Today’s Author Answers are from Michelle Gagnon, a former modern dancer, dog walker, bartender, freelance journalist, personal trainer, model, and Russian supper club performer. To the delight of her parents, she gave up all these occupations for an infinitely more stable and lucrative career as a crime fiction writer. Take it away, Michelle!
MG: The best description of the PERSEF0NE trilogy is that it’s “The Girl With The Dragon Tattoo meets The Bourne Identity.” I love that, and I think it does a great job of summing it up. The two main characters, Noa and Peter, spend the greater part of three books trying to outrun and outsmart and evil corporation; fortunately, they’re hackers, so they have an edge.
WN: What is your favorite writing advice?

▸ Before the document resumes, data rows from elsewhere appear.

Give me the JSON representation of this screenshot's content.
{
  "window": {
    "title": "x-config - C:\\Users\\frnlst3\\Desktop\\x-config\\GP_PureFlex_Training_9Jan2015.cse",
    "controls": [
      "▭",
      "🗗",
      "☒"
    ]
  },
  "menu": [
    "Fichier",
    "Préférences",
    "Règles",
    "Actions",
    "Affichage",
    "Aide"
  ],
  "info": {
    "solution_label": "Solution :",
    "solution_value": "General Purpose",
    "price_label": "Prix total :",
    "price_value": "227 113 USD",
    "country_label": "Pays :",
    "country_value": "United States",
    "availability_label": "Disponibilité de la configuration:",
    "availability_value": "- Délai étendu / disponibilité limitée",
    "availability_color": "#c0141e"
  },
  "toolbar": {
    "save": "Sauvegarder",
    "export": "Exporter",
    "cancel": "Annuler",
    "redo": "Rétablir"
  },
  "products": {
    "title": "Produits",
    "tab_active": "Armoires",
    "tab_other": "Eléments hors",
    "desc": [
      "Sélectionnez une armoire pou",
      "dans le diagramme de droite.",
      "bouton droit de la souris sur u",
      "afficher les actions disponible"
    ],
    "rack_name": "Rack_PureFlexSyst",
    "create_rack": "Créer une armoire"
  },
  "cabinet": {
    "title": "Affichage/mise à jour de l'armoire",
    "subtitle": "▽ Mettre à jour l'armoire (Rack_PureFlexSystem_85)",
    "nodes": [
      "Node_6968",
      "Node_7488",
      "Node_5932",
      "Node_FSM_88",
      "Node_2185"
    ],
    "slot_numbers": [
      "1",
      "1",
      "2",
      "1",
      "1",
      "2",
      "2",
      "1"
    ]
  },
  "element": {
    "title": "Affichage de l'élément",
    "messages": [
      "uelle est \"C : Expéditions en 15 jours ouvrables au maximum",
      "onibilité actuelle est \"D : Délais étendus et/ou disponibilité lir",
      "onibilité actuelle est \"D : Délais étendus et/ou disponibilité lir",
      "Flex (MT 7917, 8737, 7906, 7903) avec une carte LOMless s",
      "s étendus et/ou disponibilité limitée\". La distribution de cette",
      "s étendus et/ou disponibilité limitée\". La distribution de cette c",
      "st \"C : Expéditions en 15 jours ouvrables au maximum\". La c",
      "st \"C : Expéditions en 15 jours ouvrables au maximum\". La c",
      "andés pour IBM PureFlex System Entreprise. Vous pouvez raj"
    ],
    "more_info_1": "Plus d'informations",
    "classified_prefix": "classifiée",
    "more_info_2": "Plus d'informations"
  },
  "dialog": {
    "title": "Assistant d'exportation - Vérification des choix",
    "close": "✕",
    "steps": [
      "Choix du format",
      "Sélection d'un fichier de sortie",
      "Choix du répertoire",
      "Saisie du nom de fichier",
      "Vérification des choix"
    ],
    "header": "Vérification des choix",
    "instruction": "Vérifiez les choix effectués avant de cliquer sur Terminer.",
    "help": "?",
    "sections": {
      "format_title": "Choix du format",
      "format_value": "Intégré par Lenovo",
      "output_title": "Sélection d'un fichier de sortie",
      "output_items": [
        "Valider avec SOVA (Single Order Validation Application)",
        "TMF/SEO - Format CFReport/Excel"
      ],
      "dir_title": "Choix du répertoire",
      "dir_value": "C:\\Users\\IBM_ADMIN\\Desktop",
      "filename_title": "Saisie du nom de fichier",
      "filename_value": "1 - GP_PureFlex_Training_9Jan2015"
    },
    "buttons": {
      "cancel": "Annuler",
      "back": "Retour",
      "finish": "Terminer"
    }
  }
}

MG: I meet a lot of writers who have written 50, or 100 pages of a book. And that’s precisely when a lot of them give up. Listening to them, I’ve figured out why: when they got to that point, they went back and started editing their work. Granted, everyone has a different process, but here’s my advice: don’t start editing AT ALL until the bones of the story are in place. I’m currently finishing the rough draft of my 12th novel; and when I say rough, believe me, it’s no exaggeration. The manuscript is riddled with typos, overwrought metaphors, and clunky dialogue. I accept that much of the time, I’m going to despise what’s appearing on the page. But I grit my teeth and keep going, because the rough draft is called that for a reason. It’s all about getting the bones of the story in place. Later, I’ll end up reworking it chapter by chapter, scene by scene; I make between 15-20 passes on every book I write. So there’s plenty of time to fine tune it later. The problem with editing as you go is that it’s a much slower process. I usually write 10 pages a day; during the editing process, I’m lucky to get through 3. So when a first time writer finally gets back to page 50, after perfecting those opening chapters, it’s daunting; like looking up at Everest, and realizing that you’ve barely reached base camp. Many, many people give up at that point. Avoid that by not stopping until you reach the end.
WN: When you aren’t writing, where are you most likely to be found?
MG: Dance class. In my 20s, I was a professional modern dancer in New York, and I still take class several times a week.
WN: The Nerds are very fond of thrillers. What’s it like from your side, to write for the YA set on topics that typical for thrillers?
MG: So much fun! The challenge for me, after writing an “adult” series, is that these kids aren’t FBI agents, cops, or ex-military; they don’t have guns, and need to really rely on their own wits to get themselves through. A big part of it for me was finding ways that teens could outsmart adults that were believable and that really worked in a thriller (like the scene where Noa runs into a high school to evade armed pursuers, knowing they’ll set metal detectors off and initiate a lockdown).
WN: This question isn’t very fair, but do you have a favorite series or character?
MG: It changes from week to week, honestly, depending on what I’m reading. But in terms of movies, I’m a Star Wars girl, hands down.